The attack, which has been spotted attached to emails touting renowned golf coach and author David Leadbetter, also includes a malicious file that's digitally signed with a valid signature from Missouri-based Vantage Credit Union.
VeriSign has revoked the signature, but the already baked malware will still carry what appears to be a valid digital signature, Wisniewski said.
Vantage Credit Union's website now displays a message saying that users' access to their accounts via Intuit's Quicken and Microsoft's now-discontinued Money are "unavailable until further notice due to circumstances beyond our control," a sign that the financial firm's signature has been revoked.

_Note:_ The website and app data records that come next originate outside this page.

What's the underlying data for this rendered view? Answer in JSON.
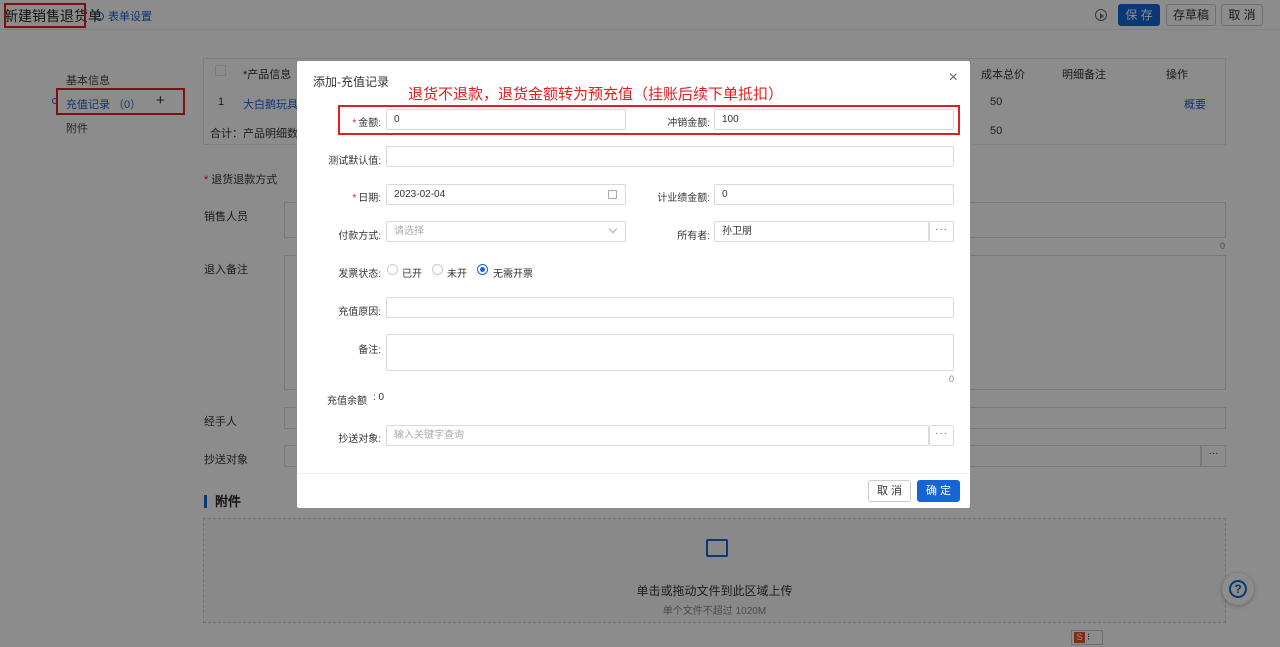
{
  "header": {
    "title": "新建销售退货单",
    "form_settings": "表单设置",
    "save": "保 存",
    "save_draft": "存草稿",
    "cancel": "取 消"
  },
  "sidebar": {
    "items": [
      {
        "label": "基本信息"
      },
      {
        "label": "充值记录 （0）"
      },
      {
        "label": "附件"
      }
    ]
  },
  "product_table": {
    "headers": [
      "*产品信息",
      "成本总价",
      "明细备注",
      "操作"
    ],
    "rows": [
      {
        "index": "1",
        "product": "大白鹅玩具",
        "cost": "50",
        "action": "概要"
      }
    ],
    "summary_label": "合计：产品明细数1",
    "summary_cost": "50"
  },
  "background_form": {
    "refund_method": "退货退款方式",
    "sales_person": "销售人员",
    "return_note": "退入备注",
    "note_counter": "0",
    "handler": "经手人",
    "cc": "抄送对象"
  },
  "attachments": {
    "title": "附件",
    "upload_text": "单击或拖动文件到此区域上传",
    "upload_hint": "单个文件不超过 1020M"
  },
  "modal": {
    "title": "添加-充值记录",
    "annotation": "退货不退款，退货金额转为预充值（挂账后续下单抵扣）",
    "fields": {
      "amount_label": "金额:",
      "amount_value": "0",
      "offset_label": "冲销金额:",
      "offset_value": "100",
      "test_default_label": "测试默认值:",
      "test_default_value": "",
      "date_label": "日期:",
      "date_value": "2023-02-04",
      "performance_label": "计业绩金额:",
      "performance_value": "0",
      "payment_label": "付款方式:",
      "payment_placeholder": "请选择",
      "owner_label": "所有者:",
      "owner_value": "孙卫朋",
      "invoice_label": "发票状态:",
      "invoice_options": [
        "已开",
        "未开",
        "无需开票"
      ],
      "invoice_selected": "无需开票",
      "reason_label": "充值原因:",
      "remark_label": "备注:",
      "remark_counter": "0",
      "balance_label": "充值余额",
      "balance_value": ": 0",
      "cc_label": "抄送对象:",
      "cc_placeholder": "输入关键字查询"
    },
    "cancel": "取 消",
    "confirm": "确 定"
  },
  "colors": {
    "primary": "#1664d6",
    "annotation_red": "#e02020"
  }
}
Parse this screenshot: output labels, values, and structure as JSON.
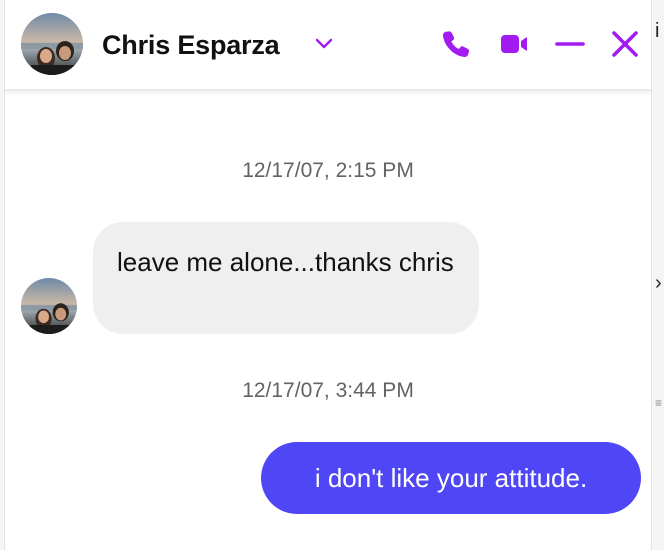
{
  "header": {
    "contact_name": "Chris Esparza",
    "dropdown_icon": "chevron-down-icon",
    "actions": [
      {
        "id": "call",
        "icon": "phone-icon"
      },
      {
        "id": "video",
        "icon": "video-camera-icon"
      },
      {
        "id": "minimize",
        "icon": "minus-icon"
      },
      {
        "id": "close",
        "icon": "close-icon"
      }
    ]
  },
  "messages": [
    {
      "timestamp": "12/17/07, 2:15 PM",
      "direction": "incoming",
      "text": "leave me alone...thanks chris"
    },
    {
      "timestamp": "12/17/07, 3:44 PM",
      "direction": "outgoing",
      "text": "i don't like your attitude."
    }
  ],
  "colors": {
    "accent": "#a21cf2",
    "outgoing_bubble": "#4f46f5",
    "incoming_bubble": "#efefef",
    "timestamp_text": "#636363"
  }
}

Other researchers were also taken with the technical skills of the hacker who crafted the exploit and the trend it hinted at.
"So the Adobe 0day is using DEP+ASLR Bypass with a binary that is signed with stolen certificate!" said "Neeraj," who works as a senior security research engineer for Nevis Network, an Indian firm. "That's how future attacks gonna be. Scary!"
Although most researchers have pointed out that the current attacks have likely been aimed at specific individuals or companies -- "targeted," in security parlance -- hackers will probably quickly expand the range of victims and the size of their assaults, Wisniewski said. "Now that the cat's out of the bag, I'd expect to see more," he said.